EXTRACTED ENTRIES ::
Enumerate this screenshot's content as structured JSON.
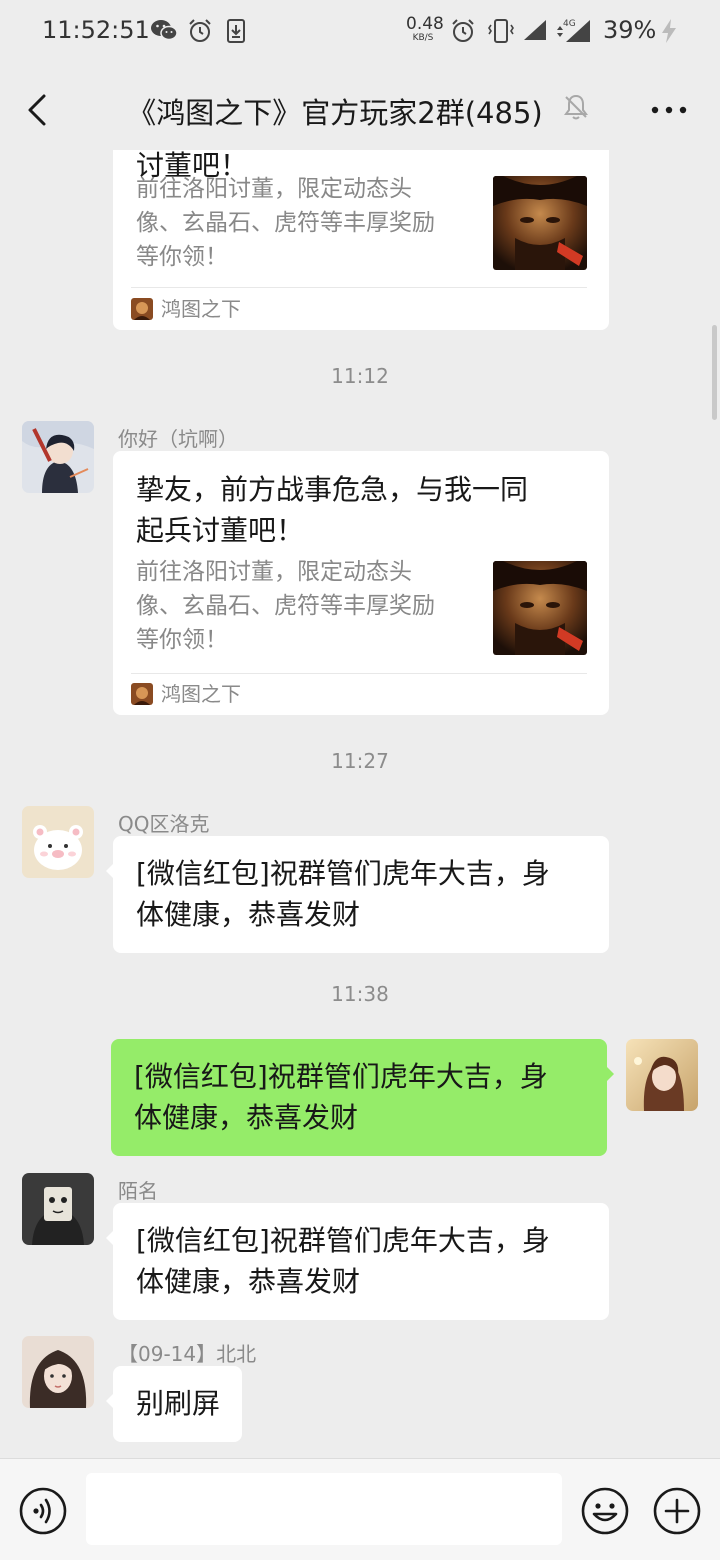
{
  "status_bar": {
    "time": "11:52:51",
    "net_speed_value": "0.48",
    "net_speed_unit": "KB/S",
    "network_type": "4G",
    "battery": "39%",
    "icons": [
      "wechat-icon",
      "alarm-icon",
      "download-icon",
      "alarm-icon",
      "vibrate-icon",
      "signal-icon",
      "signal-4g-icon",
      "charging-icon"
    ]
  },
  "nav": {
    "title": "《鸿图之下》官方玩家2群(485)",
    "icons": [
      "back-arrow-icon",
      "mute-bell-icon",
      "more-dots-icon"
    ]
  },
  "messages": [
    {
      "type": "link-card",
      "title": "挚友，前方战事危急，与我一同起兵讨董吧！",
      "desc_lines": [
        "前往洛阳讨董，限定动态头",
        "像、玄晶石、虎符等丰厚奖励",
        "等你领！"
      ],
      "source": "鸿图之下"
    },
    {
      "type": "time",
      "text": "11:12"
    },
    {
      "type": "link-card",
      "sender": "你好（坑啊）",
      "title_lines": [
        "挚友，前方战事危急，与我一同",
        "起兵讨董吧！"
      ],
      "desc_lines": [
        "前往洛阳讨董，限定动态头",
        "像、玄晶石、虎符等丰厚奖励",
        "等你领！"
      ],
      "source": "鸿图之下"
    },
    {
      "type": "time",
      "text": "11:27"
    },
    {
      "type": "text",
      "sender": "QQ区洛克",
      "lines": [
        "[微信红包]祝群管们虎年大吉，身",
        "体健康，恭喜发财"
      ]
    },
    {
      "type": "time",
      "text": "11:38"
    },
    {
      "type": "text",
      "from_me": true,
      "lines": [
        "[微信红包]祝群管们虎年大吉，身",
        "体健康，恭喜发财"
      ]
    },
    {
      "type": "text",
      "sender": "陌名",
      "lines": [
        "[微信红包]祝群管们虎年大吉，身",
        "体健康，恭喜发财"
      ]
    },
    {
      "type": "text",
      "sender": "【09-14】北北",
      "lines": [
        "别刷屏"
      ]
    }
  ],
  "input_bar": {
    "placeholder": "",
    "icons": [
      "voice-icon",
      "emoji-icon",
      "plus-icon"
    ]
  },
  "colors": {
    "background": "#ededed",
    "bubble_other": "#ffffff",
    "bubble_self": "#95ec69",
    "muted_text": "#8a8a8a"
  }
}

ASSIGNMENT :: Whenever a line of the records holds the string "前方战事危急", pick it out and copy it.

FINAL ANSWER ::
      "title": "挚友，前方战事危急，与我一同起兵讨董吧！",
        "挚友，前方战事危急，与我一同",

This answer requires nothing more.